"I took 10 M80s and stuck 'em together, I call it Peter Griffin's Bunker Busting Mega Super Ultra"....*BOOM*
In American Dad!, Steve is planning on blowing up Roger with fireworks (don't worry, he's fireproof) because a hot girl said that she'd let Steve feel her breasts if he did something cool and dangerous. He lights "The Finger-Blaster" to start the pile, but it goes off in his hand, blowing off his thumb. The girl is still impressed, but his hand has been numbed by the paramedics when she makes good on her promise and she takes it the wrong way when he complains that he can't feel anything.
There have been cases of people blowing themselves up while experimenting with explosives in their own homes.
There are true stories of suicide bombers accidentally blowing themselves up only because their bombs went off too early. They deserved it.
A couple of Palestinian terrorists built a bomb with a timer while in their home, planning to make it go off in Israel. However, Daylight Savings Time was not observed at the exact same time in both places, meaning the bomb went off while it - and they - were still in the car. They won a Darwin Award right there.
There are stories of suicide bombers getting themselves killed when they gave their last goodbyes with a heartfelt hug to their comrades.
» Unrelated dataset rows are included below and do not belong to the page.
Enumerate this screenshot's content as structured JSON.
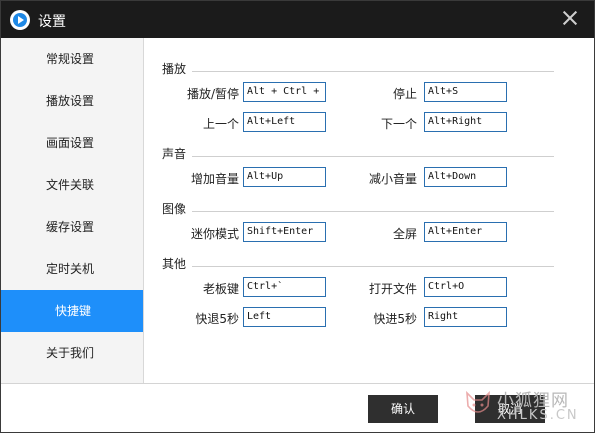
{
  "window": {
    "title": "设置"
  },
  "sidebar": {
    "items": [
      {
        "label": "常规设置"
      },
      {
        "label": "播放设置"
      },
      {
        "label": "画面设置"
      },
      {
        "label": "文件关联"
      },
      {
        "label": "缓存设置"
      },
      {
        "label": "定时关机"
      },
      {
        "label": "快捷键",
        "active": true
      },
      {
        "label": "关于我们"
      }
    ]
  },
  "sections": {
    "playback": {
      "title": "播放",
      "play_pause": {
        "label": "播放/暂停",
        "value": "Alt + Ctrl +"
      },
      "stop": {
        "label": "停止",
        "value": "Alt+S"
      },
      "prev": {
        "label": "上一个",
        "value": "Alt+Left"
      },
      "next": {
        "label": "下一个",
        "value": "Alt+Right"
      }
    },
    "sound": {
      "title": "声音",
      "vol_up": {
        "label": "增加音量",
        "value": "Alt+Up"
      },
      "vol_down": {
        "label": "减小音量",
        "value": "Alt+Down"
      }
    },
    "image": {
      "title": "图像",
      "mini": {
        "label": "迷你模式",
        "value": "Shift+Enter"
      },
      "fullscreen": {
        "label": "全屏",
        "value": "Alt+Enter"
      }
    },
    "other": {
      "title": "其他",
      "boss": {
        "label": "老板键",
        "value": "Ctrl+`"
      },
      "open": {
        "label": "打开文件",
        "value": "Ctrl+O"
      },
      "rewind": {
        "label": "快退5秒",
        "value": "Left"
      },
      "forward": {
        "label": "快进5秒",
        "value": "Right"
      }
    }
  },
  "footer": {
    "confirm": "确认",
    "cancel": "取消"
  },
  "watermark": {
    "text_cn": "小狐狸网",
    "text_en": "XHLKS.CN",
    "icon": "fox-logo-icon"
  },
  "colors": {
    "titlebar": "#1b1b1b",
    "accent": "#1e8ffa",
    "button": "#2f2f2f",
    "field_border": "#2a6fb0"
  }
}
A Russian bomber died when his remote controlled bomb went off while he was transporting it to the Moscow airport. He had rigged a cell phone detonator and a telemarketer called him during transit.
A pair of terrorists once tried to blow up the Thomas Jefferson Cultural Center in Manila in 1991. They tried to set the bomb in the middle of the night, using a device rigged with a digital reader to count down the time. They armed it, but forgot what they set the time to. They check the time on the highly volatile explosives with a zippo lighter...but this is not what makes them fall under this trope. What makes them fall into this trope is that they set the bomb down upside down, and suddenly realized that when they set the bomb for five minutes they actually set it for five seconds. Surprisingly, one of the bombers actually survived and was caught in a local hospital.
Terrorists try to set up a roadside bomb, not knowing they're being watched by a helicopter gunship which is getting ready to blow them sky-high. Until the bomb blows up unintentionally. "Oh! Never mind", goes the Apache pilot.
Several of Guy Fawkes's Gunpowder Plot co-conspirators injured themselves with an accidental explosion while preparing for a daring last stand against the militia that had come to arrest them. During the chase, their personal supply of gunpowder (for their muskets and pistols) had been soaked by rain, rendering it unusable, so they spread it out in front of an open fire in hopes it would dry out more quickly.
How many of us remember the cautionary tale of what happened to Uncle X and the time he put a frozen turkey in a deep-fat fryer on Thanksgiving/Christmas Eve?
Another Darwin Award winner, an Iraqi terrorist, sent a mail bomb with insufficient postage and got it sent back to him.
In Northern Ireland, it wasn't unknown for an Irish terrorist to accidentally immolate himself with his own bomb. British security forces drily referred to this sort of incident as an own goal.
The Irish terrorists of the IRA and INLA were deeply paranoid organisations. It was not unknown for a member suspected of being a traitor or a security forces plant to be given a one-way assignment - told to place a car bomb, get out and return, the bomb would deliberately be on such a short fuse that it would dispose of the presumed security risk as well as the car.
"Grenade cooking" in videogames has a real-world referent. If retreating from a position on the Eastern Front, the Germans would deliberately leave behind a few suitably modified ready-use hand grenades. The Russians taking the position would see them, and if any Red Army troops could not resist the temptation to use German grenades on retreating German troops, would then discover they had a fuse time of maybe half a second between pulling the fuse and detonation...